- [What is needed]:
Answer with a number only, stating how many lines of the records hold the word "einschließen".

Data extracts Start Marker

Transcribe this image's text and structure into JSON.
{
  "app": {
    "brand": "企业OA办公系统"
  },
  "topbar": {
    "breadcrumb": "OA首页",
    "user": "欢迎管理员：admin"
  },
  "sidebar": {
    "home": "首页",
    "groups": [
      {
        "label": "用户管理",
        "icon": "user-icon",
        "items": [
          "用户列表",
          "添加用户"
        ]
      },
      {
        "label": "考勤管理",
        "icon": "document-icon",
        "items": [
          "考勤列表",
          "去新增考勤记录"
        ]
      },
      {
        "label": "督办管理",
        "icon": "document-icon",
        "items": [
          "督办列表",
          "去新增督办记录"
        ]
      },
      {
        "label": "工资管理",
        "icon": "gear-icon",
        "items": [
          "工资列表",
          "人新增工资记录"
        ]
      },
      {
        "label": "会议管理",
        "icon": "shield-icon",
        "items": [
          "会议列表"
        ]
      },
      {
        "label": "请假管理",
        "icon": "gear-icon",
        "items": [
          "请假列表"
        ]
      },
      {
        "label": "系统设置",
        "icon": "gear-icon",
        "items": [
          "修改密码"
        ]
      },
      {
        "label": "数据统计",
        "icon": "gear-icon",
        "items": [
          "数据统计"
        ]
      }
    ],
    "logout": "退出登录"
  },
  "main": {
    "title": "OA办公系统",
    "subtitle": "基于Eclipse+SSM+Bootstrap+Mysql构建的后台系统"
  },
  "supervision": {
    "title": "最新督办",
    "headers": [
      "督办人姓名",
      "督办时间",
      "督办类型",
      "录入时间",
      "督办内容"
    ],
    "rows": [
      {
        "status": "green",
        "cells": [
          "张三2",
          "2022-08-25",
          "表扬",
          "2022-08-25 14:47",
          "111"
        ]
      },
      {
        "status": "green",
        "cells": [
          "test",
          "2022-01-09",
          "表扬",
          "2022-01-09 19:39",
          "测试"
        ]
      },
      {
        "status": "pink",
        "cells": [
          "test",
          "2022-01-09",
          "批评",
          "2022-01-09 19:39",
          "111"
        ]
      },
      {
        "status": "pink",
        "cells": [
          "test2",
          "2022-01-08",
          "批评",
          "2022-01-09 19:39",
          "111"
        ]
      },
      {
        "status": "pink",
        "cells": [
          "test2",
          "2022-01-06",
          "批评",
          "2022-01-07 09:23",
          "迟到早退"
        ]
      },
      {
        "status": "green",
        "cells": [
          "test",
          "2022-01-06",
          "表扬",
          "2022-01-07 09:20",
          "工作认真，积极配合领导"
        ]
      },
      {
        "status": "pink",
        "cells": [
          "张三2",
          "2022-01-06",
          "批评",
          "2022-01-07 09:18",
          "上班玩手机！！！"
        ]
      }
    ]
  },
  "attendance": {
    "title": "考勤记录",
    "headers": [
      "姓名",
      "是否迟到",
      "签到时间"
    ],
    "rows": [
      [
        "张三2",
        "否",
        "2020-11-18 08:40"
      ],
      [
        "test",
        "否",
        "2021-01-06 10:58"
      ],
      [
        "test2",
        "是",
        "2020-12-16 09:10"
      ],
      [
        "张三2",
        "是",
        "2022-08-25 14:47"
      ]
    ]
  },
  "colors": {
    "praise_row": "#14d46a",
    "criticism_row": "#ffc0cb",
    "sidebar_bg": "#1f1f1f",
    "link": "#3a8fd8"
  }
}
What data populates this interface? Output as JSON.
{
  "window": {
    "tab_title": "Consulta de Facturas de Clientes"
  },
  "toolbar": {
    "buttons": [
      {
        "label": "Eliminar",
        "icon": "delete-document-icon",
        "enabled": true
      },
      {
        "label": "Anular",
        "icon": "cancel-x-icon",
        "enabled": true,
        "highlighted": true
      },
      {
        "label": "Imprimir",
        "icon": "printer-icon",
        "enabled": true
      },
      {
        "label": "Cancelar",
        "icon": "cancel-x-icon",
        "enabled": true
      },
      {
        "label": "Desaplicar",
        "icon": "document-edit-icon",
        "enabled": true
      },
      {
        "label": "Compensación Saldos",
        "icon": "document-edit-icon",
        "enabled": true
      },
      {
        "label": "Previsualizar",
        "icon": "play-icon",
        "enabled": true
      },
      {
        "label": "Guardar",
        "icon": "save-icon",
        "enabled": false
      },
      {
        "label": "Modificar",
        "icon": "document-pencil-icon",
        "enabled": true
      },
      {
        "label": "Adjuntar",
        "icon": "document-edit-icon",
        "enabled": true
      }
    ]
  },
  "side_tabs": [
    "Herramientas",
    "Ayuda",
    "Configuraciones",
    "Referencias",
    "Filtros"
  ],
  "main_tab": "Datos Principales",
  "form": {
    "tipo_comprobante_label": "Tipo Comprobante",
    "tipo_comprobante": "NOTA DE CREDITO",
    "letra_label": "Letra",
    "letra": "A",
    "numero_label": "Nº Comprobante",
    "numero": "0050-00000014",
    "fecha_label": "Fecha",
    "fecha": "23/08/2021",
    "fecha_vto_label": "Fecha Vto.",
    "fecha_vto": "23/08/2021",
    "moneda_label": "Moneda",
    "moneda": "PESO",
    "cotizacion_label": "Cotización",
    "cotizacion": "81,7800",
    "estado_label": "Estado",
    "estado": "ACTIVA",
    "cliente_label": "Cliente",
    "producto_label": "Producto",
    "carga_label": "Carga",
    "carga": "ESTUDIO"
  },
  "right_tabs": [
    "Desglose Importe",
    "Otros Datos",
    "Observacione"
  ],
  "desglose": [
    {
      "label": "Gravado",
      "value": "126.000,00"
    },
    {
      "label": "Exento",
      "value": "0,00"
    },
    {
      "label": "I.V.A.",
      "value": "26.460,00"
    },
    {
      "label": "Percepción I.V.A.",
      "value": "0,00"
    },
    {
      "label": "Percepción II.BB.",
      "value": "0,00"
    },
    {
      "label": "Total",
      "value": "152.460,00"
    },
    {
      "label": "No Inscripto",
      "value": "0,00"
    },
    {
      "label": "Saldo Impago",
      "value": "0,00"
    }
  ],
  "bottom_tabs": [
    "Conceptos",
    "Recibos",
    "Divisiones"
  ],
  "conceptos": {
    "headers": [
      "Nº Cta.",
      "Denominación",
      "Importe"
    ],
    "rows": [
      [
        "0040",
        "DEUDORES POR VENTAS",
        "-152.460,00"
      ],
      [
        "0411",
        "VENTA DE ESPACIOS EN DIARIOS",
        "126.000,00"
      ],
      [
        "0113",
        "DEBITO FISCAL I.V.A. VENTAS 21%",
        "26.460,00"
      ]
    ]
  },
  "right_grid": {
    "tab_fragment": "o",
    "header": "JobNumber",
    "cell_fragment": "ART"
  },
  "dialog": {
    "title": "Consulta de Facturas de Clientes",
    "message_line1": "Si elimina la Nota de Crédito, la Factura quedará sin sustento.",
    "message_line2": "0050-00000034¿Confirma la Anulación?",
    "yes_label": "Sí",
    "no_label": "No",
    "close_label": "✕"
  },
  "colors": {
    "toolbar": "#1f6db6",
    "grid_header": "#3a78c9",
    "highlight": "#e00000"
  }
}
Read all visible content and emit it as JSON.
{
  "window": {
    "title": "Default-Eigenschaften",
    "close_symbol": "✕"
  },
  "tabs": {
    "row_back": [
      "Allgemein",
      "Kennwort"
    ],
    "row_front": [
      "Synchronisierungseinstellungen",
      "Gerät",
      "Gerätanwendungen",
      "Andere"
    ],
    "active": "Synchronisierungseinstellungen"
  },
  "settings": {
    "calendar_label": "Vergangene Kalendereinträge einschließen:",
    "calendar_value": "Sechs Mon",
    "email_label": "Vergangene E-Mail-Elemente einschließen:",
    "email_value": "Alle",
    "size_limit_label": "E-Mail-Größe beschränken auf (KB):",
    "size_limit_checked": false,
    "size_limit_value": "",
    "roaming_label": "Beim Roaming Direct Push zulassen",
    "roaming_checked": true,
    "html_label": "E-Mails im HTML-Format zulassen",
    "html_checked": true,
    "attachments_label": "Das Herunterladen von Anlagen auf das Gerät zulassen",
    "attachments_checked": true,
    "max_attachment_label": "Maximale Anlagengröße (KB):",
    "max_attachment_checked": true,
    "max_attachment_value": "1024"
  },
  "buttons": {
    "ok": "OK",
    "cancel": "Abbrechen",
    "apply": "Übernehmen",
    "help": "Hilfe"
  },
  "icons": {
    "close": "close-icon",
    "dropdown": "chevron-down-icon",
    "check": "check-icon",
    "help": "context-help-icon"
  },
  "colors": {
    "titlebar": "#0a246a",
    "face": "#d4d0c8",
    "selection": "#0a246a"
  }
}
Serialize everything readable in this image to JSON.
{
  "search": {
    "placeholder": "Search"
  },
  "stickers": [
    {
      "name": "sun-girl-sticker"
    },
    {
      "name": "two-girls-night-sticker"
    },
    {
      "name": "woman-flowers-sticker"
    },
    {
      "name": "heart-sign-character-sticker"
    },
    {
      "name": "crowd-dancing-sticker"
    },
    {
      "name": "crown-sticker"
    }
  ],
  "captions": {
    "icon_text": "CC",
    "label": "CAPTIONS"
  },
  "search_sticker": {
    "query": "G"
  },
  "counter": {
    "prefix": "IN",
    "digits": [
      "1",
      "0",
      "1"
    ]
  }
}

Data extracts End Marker

- [Answer space]:
2